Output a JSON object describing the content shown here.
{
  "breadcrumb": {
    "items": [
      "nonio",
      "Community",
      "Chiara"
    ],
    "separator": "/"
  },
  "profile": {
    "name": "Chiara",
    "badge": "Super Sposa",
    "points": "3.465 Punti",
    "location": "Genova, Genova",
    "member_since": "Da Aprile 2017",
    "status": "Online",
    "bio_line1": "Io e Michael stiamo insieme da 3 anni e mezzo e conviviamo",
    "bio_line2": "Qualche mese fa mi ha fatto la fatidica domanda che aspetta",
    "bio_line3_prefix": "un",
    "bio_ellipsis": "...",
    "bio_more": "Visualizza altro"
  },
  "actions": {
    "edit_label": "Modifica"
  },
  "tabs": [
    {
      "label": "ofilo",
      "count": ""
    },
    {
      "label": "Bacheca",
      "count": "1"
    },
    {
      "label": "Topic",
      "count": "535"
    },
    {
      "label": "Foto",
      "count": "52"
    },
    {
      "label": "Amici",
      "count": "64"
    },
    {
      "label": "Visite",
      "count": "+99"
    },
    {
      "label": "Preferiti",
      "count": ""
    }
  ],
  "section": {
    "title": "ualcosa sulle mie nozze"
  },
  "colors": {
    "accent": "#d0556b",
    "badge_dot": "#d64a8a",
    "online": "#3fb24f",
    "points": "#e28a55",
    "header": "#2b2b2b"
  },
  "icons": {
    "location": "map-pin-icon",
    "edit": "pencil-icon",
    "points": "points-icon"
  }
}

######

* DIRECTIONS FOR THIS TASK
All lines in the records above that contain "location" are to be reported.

* EXPECTED ANSWER
    "location": "Genova, Genova",
    "location": "map-pin-icon",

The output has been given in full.